For example, Stephen Day’s partner is Lucien Vaudrey, the new Lord Crane, unknowingly a descendant of the Magpie Lord himself, though born without any magic capabilities, who spent most of his life in exile in Shanghai as his father’s disappointing second son. One of the ways to transfer magical energy is through bodily fluids. And as Crane is an enormous source of such energy, being a descendant of the Magpie Lord, Stephen quickly starts drawing more and more of it simply by having sex with him regularly. This presents a problem, as Stephen’s justiciary colleagues notice the change and wonder where his immense power is coming from. If relationships between men weren’t illegal, Stephen could publicly explain what was happening. But as it is, Stephen has to keep the relationship secret and get into further and further trouble, as suspicions about him being a warlock begin to mount.
Charles’ books blend history and magic in relatively unusual ways for mainstream SF/F. The focus on queer relationships allows her to highlight how systems of oppression can sometimes be “beneficial” (in giving the protagonists a secret no one knows about, something their enemies don’t anticipate), but mostly complicate magical lives and make everything more dangerous in a setting that’s firmly grounded in real history.
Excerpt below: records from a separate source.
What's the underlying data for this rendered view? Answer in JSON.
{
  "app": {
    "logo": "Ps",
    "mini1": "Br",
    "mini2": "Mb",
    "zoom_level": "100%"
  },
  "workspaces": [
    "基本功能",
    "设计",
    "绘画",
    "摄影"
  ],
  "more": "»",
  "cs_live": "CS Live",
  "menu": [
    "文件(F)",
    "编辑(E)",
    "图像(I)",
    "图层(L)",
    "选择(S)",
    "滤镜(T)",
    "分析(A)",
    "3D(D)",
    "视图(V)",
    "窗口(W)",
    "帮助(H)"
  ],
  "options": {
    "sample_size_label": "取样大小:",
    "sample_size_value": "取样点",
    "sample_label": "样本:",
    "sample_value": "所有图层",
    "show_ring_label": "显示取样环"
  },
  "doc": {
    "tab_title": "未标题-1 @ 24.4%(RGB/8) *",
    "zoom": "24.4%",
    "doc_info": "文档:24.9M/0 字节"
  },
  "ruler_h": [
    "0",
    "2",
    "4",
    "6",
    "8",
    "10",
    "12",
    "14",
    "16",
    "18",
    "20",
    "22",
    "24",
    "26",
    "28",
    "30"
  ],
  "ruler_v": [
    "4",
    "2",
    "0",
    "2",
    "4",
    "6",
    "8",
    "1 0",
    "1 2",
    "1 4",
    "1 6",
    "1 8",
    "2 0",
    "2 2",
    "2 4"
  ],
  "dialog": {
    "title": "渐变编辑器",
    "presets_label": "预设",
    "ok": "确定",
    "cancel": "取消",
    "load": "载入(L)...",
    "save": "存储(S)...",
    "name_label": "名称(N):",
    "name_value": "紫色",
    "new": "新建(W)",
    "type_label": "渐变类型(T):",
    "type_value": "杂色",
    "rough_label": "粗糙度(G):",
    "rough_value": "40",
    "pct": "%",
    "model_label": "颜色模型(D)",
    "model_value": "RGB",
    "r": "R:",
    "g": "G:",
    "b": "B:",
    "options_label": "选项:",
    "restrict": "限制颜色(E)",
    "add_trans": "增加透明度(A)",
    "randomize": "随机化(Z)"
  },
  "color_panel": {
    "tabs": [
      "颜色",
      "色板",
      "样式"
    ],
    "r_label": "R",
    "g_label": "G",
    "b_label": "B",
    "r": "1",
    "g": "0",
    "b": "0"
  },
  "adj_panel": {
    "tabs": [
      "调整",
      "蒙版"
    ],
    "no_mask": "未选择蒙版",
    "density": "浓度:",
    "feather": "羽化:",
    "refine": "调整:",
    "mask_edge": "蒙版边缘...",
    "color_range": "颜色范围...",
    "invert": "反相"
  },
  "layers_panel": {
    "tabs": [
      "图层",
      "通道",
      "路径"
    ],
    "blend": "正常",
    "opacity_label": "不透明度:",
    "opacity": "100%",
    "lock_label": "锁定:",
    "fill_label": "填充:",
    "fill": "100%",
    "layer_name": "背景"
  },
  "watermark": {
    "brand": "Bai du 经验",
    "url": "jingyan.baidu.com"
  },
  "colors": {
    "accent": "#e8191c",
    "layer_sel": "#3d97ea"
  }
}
So, why isn’t Charles better known in SF/F circles? Maybe we don’t always have to pick a single box to put a story in. Maybe we should make room and try stories that use the tropes of our genre even if they’re primarily capital-R books. Maybe now that you know more about KJ Charles, you’ll check out her work? But even if you don’t, or you find that it’s not to your liking, I hope I’ve at least introduced you to a different kind of fantasy than what you’re used to.
Marina Berlin is an author, poet and media critic who grew up speaking three languages in a city by the sea. Her writing has appeared in Vice, IGN, The Los Angeles Review of Books, Strange Horizons, and other venues. You can read some of her stories and poems on her website or read her opinions about your favorite book/movie/TV show on Twitter @berlin_marina.